III.  Deadly Serious:  Leviticus 10:1-3

Then Nadab and Abihu, the sons of Aaron, each took his censer and put fire in it, put incense on it, and offered profane fire before the Lord, which He had not commanded them. So fire went out from the Lord and devoured them, and they died before the Lord. And Moses said to Aaron, “This is what the Lord spoke, saying:

‘By those who come near Me
I must be regarded as holy;
And before all the people
I must be glorified.’”

So Aaron held his peace.

Nadab and Abihu were priests, but they took it upon themselves to offer this incense.  They were struck dead on the spot as an example of the serious nature of the holiness of God.  Again, as Christians we are set free from the Mosaic Law, but question remains, “What is holiness?”

IV.  Before God and Man Leviticus 19:15-18

‘You shall do no injustice in judgment. You shall not be partial to the poor, nor honor the person of the mighty. In righteousness you shall judge your neighbor. 16 You shall not go about as a talebearer among your people; nor shall you take a stand against the life of your neighbor: I am the Lord.

17 ‘You shall not hate your brother in your heart. You shall surely rebuke your neighbor, and not bear sin because of him. 18 You shall not take vengeance, nor bear any grudge against the children of your people, but you shall love your neighbor as yourself: I am the Lord.

When Jesus was asked about the greatest commandment, he replied that the greatest commandment was to love God and to love one’s neighbor.   We are no longer required to keep the Mosaic Law, but we are required to keep the law of love.  We are to love God with our whole heart, and our neighbor as ourselves.  This begins in the attitude of our heart, and is revealed by our words and actions.  Some people would prefer nice list of does and don’t.  In some ways that is easier, and more clear.  Certainly there are things that I would like to place on a universal list, but then we would find ourselves arguing over the list.  For the message today, we simply want to recognize the starting point, and the starting point of holiness, is love.

V.  Pursue Holiness:  Hebrew 12:14

  Pursue peace with all people, and holiness, without which no one will see the Lord:

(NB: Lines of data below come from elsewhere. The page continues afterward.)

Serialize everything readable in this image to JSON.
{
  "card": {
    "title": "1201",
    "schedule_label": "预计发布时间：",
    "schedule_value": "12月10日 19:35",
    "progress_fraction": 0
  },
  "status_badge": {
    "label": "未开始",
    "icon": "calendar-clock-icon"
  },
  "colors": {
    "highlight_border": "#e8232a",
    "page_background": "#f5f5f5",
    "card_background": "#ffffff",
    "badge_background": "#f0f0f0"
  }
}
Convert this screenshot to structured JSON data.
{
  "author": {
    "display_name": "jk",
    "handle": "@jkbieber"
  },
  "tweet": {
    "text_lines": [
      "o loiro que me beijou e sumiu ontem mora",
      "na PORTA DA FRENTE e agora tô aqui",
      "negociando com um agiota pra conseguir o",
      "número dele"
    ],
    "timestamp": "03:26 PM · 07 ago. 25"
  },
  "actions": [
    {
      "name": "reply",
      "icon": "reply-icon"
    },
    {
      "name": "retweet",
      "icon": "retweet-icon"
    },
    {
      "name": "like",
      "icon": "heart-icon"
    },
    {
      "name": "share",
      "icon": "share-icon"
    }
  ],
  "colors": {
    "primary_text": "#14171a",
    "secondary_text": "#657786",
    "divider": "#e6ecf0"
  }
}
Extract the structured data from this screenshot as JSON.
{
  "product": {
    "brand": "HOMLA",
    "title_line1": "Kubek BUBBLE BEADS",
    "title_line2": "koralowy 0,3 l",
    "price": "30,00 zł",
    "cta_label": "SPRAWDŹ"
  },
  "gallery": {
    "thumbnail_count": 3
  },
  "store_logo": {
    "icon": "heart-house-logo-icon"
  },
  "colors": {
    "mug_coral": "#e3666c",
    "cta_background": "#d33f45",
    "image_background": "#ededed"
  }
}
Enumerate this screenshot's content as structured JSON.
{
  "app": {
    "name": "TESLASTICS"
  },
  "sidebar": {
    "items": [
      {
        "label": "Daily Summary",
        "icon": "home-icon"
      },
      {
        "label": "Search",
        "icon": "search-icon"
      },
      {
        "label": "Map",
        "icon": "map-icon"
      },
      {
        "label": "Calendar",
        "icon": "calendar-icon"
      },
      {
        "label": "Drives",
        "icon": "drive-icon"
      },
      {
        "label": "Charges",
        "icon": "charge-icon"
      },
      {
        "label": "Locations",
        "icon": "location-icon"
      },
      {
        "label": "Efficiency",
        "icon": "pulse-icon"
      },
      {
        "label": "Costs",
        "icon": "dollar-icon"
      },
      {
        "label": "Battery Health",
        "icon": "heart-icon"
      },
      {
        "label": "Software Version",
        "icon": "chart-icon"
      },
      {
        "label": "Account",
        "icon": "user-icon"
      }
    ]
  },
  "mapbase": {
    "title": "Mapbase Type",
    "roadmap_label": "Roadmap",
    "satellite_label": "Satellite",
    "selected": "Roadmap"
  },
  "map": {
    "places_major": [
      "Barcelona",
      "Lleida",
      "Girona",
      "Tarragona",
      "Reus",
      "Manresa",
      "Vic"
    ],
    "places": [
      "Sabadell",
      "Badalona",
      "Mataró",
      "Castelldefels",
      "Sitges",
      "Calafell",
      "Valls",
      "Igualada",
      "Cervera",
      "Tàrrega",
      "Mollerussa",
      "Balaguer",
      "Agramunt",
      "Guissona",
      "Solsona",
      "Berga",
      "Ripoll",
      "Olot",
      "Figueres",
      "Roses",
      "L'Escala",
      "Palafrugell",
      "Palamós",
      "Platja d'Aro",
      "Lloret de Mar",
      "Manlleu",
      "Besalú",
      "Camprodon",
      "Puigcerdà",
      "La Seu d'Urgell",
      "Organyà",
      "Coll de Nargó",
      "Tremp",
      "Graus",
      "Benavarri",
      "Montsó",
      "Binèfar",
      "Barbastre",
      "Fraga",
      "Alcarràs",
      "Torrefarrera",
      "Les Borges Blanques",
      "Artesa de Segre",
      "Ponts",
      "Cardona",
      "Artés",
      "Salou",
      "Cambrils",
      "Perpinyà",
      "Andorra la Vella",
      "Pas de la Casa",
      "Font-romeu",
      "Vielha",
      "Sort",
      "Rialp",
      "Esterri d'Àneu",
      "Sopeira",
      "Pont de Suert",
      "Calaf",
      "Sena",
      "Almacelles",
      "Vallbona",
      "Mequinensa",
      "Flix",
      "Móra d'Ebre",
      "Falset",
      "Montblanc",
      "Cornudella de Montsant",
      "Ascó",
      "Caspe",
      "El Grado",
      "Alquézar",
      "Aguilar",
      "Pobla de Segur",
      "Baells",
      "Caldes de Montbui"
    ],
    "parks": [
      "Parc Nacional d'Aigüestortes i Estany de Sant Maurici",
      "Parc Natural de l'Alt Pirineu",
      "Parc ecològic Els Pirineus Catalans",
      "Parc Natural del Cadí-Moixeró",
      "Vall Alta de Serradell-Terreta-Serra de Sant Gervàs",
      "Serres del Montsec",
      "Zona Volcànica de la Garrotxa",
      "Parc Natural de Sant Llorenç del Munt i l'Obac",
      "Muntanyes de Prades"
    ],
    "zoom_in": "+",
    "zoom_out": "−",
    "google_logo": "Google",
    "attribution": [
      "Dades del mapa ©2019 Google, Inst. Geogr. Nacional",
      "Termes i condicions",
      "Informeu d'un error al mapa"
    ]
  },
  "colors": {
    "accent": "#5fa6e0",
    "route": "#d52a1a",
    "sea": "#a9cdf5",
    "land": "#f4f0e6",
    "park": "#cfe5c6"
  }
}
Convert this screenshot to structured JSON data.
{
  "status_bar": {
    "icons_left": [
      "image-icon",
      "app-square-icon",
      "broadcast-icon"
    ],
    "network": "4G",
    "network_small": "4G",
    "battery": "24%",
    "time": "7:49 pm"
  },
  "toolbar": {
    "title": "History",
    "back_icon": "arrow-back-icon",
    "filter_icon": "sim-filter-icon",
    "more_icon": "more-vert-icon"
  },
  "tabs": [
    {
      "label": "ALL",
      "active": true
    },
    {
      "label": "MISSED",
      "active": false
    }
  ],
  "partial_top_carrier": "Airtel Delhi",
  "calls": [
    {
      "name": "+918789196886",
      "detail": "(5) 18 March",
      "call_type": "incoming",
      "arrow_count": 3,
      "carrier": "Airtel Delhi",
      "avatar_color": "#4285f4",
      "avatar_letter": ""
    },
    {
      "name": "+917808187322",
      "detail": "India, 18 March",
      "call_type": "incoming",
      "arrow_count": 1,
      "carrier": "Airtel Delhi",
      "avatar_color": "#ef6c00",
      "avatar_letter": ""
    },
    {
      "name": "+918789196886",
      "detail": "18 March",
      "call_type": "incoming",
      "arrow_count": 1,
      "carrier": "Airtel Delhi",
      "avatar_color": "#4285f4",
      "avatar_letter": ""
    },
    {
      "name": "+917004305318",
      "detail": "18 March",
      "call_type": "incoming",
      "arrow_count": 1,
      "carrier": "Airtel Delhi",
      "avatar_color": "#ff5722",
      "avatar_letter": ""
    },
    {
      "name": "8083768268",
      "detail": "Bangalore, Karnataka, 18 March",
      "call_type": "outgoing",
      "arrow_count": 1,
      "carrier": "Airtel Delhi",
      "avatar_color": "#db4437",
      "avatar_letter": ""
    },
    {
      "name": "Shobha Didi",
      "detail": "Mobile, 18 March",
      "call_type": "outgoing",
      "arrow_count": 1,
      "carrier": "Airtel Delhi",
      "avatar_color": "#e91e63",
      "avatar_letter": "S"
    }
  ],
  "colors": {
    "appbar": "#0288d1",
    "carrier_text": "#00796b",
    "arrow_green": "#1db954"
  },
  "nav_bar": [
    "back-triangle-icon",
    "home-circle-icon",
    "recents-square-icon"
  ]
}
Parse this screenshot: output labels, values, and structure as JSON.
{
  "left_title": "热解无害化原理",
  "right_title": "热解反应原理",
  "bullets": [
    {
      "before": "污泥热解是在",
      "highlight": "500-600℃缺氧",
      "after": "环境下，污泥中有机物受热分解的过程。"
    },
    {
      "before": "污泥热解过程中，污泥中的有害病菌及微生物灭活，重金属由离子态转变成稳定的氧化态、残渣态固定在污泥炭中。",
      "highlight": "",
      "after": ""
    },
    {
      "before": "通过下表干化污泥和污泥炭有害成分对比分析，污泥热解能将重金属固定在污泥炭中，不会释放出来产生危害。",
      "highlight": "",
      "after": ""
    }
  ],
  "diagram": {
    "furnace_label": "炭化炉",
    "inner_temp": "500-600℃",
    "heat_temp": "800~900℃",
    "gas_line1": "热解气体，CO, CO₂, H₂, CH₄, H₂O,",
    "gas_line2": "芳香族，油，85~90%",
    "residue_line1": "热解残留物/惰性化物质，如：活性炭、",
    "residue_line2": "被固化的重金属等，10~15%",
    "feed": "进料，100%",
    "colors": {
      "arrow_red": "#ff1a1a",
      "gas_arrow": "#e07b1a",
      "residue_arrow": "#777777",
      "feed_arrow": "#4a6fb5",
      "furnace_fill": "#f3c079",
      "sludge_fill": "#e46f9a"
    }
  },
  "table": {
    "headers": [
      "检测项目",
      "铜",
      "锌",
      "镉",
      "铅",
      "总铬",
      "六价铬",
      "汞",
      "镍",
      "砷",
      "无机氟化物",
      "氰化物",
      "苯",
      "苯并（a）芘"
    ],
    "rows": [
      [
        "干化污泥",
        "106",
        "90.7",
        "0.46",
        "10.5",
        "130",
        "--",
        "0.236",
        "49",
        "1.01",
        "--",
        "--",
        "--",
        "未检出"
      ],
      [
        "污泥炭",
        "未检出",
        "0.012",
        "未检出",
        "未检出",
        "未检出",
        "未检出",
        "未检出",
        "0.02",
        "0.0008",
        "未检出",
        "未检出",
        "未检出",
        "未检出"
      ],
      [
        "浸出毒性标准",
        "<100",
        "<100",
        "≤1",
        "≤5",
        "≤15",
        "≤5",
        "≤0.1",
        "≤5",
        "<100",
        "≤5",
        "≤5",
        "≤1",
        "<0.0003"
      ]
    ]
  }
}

As Christians, we recognize that we are saved by grace, through faith, for good works.  (c.f. Ephesians 2:8-10)  We do not pursue holiness out of fear, or an attempt to earn our way into heaven.  We pursue holiness, because God is holy, and we want to be like our heavenly father.